SV Cuban representative to the United Nations, Ricardo Alarcon de Quesada, speaking
Script is copyright Reuters Limited. All rights reserved
Background: Talks between Panama and the United States on the future of the Panama Canal are expected to resume shortly. At the United Nations General Assembly on Thursday (14 October), Cuba's permanent representative, Dr. Ricardo Alarcon de Quesada, gave his government's support to the Panamanian call for full sovereignty over the Canal. He also called on the United States to give independence to Puerto Rico.
SYNOPSIS: Dr. de Quesada said that Cuba fully supported the government of General Omar Torrijos in its defence of Panamanian sovereignty. Under an agreement signed in 1903, the United States controls the 50 mile (80 kilometre) waterway and its surrounding ten mile (16 kilometre) wide zone as if it were sovereign American territory. Talks began in early 1974 to draw up a new treaty but there have been no negotiations since May this year. Panama wants the last American to leave and to take over the entire running and defence of the Canal by the year 2000. But the United States is believed to want a longer agreement. At the present, the Canal is steadily losing money as ships grow size and fewer are able to pass through. Diplomatic sources say that if the Untied States does obtain a new 50 year treaty with Panama, the Canal would be obsolete before it expires.
Dr. de Quesada went on to call on the United States to give independence to Puerto Rico.

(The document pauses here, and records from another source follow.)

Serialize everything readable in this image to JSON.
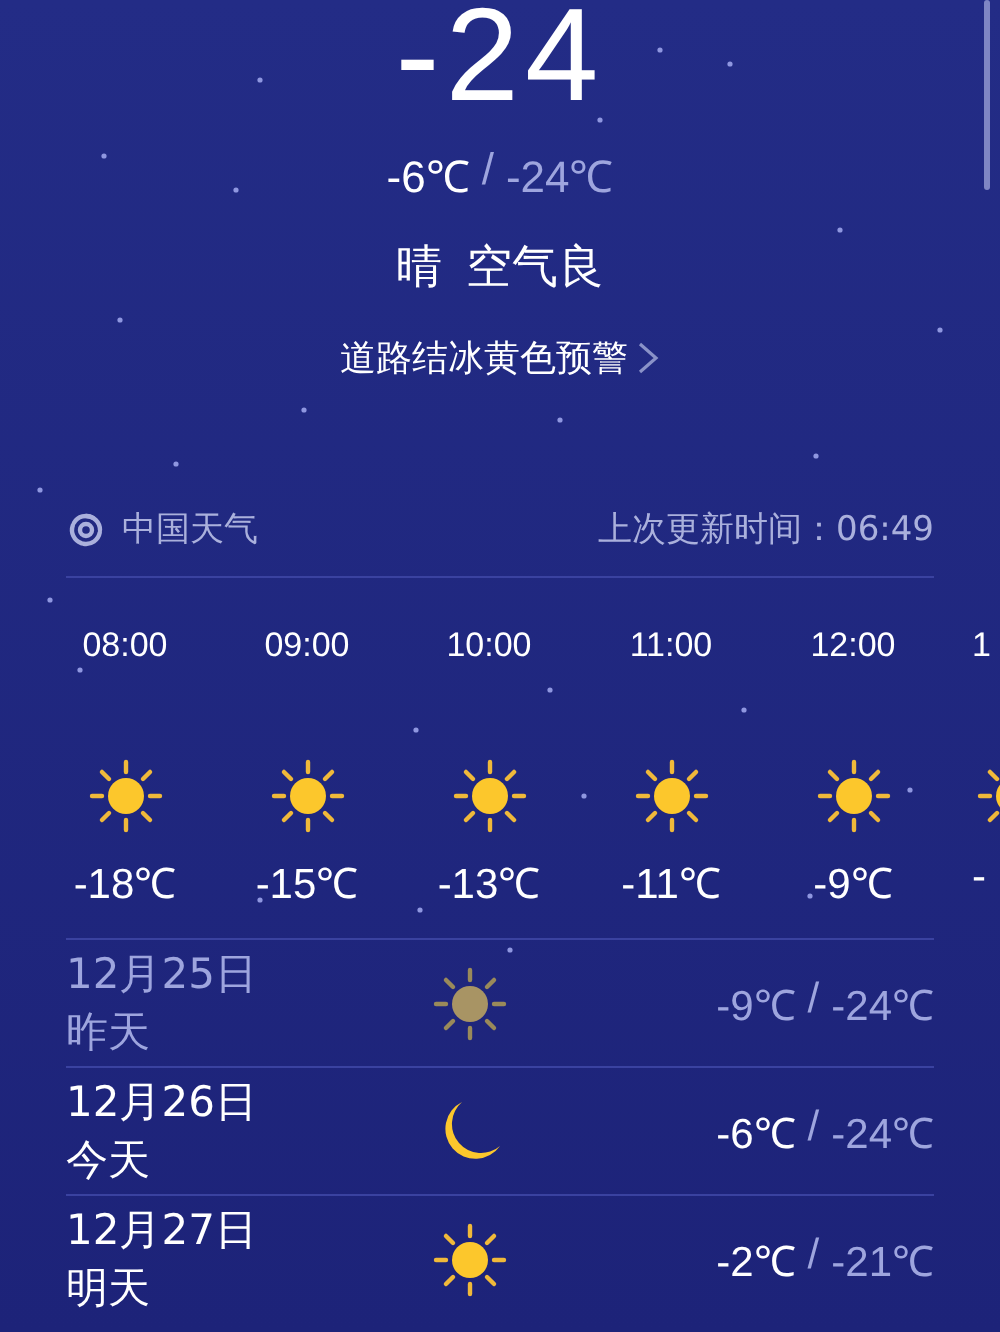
{
  "current": {
    "temperature": "-24",
    "high": "-6℃",
    "separator": "/",
    "low": "-24℃",
    "condition": "晴",
    "air_quality": "空气良",
    "alert": "道路结冰黄色预警"
  },
  "source": {
    "name": "中国天气",
    "updated": "上次更新时间：06:49"
  },
  "hourly": [
    {
      "time": "08:00",
      "kind": "sun",
      "temp": "-18℃"
    },
    {
      "time": "09:00",
      "kind": "sun",
      "temp": "-15℃"
    },
    {
      "time": "10:00",
      "kind": "sun",
      "temp": "-13℃"
    },
    {
      "time": "11:00",
      "kind": "sun",
      "temp": "-11℃"
    },
    {
      "time": "12:00",
      "kind": "sun",
      "temp": "-9℃"
    },
    {
      "time": "1",
      "kind": "sun",
      "temp": "-"
    }
  ],
  "daily": [
    {
      "date": "12月25日",
      "day": "昨天",
      "kind": "sun",
      "past": true,
      "high": "-9℃",
      "separator": "/",
      "low": "-24℃"
    },
    {
      "date": "12月26日",
      "day": "今天",
      "kind": "moon",
      "past": false,
      "high": "-6℃",
      "separator": "/",
      "low": "-24℃"
    },
    {
      "date": "12月27日",
      "day": "明天",
      "kind": "sun",
      "past": false,
      "high": "-2℃",
      "separator": "/",
      "low": "-21℃"
    }
  ]
}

The island has the status of a self-governing "Commonwealth" associated with the United States. A plebiscite in 1967 gave a strong majority to maintaining the links with America in preference to independence. But by 1975, there was rising unemployment and economic recession in Puerto Rico. There has been increase in militant nationalism, including terrorist attacks in the United States. Dr. de Quesada said at the UN that Cuba would continue to offer backing for what he called Puerto Rico's "just battle for independence."